◆ DATASET RECORDS:

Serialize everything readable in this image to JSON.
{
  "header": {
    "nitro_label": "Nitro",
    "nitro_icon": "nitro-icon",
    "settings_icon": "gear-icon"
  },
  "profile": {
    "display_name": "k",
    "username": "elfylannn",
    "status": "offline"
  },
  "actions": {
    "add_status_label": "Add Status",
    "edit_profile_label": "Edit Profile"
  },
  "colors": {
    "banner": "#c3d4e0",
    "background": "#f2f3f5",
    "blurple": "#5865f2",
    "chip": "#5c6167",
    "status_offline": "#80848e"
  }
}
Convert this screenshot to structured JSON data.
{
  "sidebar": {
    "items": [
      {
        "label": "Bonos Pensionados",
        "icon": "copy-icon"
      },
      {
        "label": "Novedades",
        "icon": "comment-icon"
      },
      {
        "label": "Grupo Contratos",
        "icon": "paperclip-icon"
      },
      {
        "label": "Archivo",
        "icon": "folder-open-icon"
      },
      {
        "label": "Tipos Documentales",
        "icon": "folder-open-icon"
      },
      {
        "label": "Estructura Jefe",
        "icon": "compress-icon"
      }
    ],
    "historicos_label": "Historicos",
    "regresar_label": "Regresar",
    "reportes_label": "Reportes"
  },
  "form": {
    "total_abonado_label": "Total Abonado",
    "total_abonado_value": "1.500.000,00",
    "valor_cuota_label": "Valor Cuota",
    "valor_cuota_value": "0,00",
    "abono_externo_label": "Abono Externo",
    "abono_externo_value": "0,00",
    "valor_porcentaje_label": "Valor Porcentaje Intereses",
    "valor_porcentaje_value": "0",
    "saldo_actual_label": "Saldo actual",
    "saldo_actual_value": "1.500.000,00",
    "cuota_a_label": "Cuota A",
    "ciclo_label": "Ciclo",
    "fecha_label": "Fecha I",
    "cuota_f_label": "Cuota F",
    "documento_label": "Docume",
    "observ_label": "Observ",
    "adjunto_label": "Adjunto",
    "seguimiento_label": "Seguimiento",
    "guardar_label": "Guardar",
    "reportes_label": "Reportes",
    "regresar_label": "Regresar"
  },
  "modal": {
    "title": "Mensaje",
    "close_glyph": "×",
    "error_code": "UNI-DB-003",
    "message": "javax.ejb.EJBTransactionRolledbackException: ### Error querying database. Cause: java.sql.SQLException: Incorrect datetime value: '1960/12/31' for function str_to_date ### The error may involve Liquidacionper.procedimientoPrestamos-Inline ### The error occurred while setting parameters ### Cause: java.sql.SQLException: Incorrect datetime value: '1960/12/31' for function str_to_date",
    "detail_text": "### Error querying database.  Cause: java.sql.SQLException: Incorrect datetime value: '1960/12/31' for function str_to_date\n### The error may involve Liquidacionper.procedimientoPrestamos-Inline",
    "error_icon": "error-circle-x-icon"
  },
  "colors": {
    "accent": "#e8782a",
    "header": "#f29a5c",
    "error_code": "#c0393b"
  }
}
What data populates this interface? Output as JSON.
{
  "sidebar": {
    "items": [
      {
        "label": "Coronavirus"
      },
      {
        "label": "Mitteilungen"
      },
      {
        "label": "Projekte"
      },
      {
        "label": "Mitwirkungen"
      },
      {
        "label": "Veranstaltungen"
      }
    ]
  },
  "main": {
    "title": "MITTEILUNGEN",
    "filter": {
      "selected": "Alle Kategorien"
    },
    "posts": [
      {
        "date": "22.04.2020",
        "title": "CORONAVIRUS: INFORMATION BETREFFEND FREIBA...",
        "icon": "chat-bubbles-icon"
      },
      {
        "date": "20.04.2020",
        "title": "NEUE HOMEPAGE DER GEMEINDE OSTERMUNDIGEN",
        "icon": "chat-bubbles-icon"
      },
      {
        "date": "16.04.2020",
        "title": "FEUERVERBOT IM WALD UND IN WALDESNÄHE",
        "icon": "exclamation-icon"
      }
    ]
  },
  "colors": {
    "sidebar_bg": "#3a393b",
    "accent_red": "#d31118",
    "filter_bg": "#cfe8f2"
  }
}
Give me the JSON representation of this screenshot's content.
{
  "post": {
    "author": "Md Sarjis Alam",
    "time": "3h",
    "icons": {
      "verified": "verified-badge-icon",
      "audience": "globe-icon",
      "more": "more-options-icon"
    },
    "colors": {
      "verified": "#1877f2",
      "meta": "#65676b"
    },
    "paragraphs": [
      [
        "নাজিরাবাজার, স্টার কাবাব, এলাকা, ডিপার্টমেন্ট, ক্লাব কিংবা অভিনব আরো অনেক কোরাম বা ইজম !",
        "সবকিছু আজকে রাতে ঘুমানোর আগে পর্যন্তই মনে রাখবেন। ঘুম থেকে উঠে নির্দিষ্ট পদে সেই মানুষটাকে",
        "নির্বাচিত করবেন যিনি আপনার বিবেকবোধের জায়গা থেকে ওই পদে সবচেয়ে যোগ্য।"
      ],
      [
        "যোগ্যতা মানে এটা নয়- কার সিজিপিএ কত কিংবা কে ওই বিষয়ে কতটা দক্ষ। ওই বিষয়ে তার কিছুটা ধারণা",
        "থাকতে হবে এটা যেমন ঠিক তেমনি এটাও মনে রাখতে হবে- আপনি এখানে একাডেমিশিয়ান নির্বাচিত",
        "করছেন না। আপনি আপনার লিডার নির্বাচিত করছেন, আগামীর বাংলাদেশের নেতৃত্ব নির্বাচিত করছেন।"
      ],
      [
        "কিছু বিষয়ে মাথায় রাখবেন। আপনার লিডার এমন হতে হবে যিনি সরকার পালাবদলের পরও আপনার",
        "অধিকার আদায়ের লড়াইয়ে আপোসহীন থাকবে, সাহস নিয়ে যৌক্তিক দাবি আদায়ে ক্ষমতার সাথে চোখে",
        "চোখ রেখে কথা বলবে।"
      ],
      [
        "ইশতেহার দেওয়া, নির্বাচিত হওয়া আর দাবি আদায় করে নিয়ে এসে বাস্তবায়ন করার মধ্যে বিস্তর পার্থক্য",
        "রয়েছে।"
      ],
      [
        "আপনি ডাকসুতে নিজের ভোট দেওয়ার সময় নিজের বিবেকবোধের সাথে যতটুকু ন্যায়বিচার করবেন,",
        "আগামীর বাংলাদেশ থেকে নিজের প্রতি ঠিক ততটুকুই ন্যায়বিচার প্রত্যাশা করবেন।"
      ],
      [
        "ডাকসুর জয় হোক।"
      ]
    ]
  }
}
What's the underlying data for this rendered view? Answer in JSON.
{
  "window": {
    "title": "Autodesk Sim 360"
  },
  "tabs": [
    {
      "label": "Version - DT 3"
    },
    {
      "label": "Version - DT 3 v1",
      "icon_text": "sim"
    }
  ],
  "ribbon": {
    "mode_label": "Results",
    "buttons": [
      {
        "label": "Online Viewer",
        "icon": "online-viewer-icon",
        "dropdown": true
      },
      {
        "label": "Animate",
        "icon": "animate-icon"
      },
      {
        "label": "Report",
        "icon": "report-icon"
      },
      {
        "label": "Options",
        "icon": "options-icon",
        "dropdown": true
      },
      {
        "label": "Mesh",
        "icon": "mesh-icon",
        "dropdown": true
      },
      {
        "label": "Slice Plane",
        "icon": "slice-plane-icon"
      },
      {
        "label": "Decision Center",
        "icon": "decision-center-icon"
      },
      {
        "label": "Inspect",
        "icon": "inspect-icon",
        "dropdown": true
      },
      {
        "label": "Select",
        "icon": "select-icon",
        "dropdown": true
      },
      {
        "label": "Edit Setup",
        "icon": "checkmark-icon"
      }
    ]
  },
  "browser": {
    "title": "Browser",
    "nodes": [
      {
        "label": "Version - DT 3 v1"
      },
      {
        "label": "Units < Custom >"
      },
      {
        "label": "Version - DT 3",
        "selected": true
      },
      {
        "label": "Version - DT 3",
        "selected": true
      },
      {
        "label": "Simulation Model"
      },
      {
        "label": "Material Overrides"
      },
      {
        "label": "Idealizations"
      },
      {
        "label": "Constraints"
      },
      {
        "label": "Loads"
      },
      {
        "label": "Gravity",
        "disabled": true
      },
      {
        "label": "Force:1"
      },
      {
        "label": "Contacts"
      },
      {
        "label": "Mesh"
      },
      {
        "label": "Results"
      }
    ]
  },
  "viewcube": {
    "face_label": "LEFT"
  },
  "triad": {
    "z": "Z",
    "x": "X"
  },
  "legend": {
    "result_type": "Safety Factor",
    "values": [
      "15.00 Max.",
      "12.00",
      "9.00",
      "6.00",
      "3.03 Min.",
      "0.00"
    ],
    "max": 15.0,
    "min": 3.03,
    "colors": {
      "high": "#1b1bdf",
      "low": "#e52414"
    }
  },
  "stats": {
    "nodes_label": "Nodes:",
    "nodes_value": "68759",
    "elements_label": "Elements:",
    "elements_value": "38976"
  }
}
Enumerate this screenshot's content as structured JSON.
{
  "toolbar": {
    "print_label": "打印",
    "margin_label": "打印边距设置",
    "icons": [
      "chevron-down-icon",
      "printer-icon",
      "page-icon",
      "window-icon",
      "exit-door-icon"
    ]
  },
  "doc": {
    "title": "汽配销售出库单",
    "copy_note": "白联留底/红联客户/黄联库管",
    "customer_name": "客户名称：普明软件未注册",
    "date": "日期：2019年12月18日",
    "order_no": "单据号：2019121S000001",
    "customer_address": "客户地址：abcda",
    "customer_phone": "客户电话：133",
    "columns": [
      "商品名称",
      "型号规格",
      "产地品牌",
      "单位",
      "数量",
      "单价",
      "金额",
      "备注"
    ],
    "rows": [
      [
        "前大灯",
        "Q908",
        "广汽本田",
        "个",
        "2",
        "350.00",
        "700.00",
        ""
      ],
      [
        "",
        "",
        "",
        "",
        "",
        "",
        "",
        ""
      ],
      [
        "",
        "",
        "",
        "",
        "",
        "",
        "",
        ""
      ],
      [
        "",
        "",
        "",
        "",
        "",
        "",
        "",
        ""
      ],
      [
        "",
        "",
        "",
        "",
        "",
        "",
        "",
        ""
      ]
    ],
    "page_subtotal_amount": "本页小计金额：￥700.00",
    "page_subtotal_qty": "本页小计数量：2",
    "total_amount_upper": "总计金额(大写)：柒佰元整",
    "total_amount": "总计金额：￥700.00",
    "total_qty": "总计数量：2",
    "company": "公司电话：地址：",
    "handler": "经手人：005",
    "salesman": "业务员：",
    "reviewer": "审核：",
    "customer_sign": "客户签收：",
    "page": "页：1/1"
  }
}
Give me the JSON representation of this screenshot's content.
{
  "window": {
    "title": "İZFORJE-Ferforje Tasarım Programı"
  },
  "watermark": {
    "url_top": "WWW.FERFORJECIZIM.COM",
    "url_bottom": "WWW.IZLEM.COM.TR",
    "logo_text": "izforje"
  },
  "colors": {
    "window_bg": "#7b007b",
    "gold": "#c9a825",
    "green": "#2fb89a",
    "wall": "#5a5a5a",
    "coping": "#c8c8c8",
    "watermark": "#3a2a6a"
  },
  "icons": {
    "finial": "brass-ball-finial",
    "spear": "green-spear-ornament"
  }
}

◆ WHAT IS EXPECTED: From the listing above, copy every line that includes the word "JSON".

◆ RESPONSE BOX:
Serialize everything readable in this image to JSON.
Convert this screenshot to structured JSON data.
What data populates this interface? Output as JSON.
Give me the JSON representation of this screenshot's content.
What's the underlying data for this rendered view? Answer in JSON.
Enumerate this screenshot's content as structured JSON.
Give me the JSON representation of this screenshot's content.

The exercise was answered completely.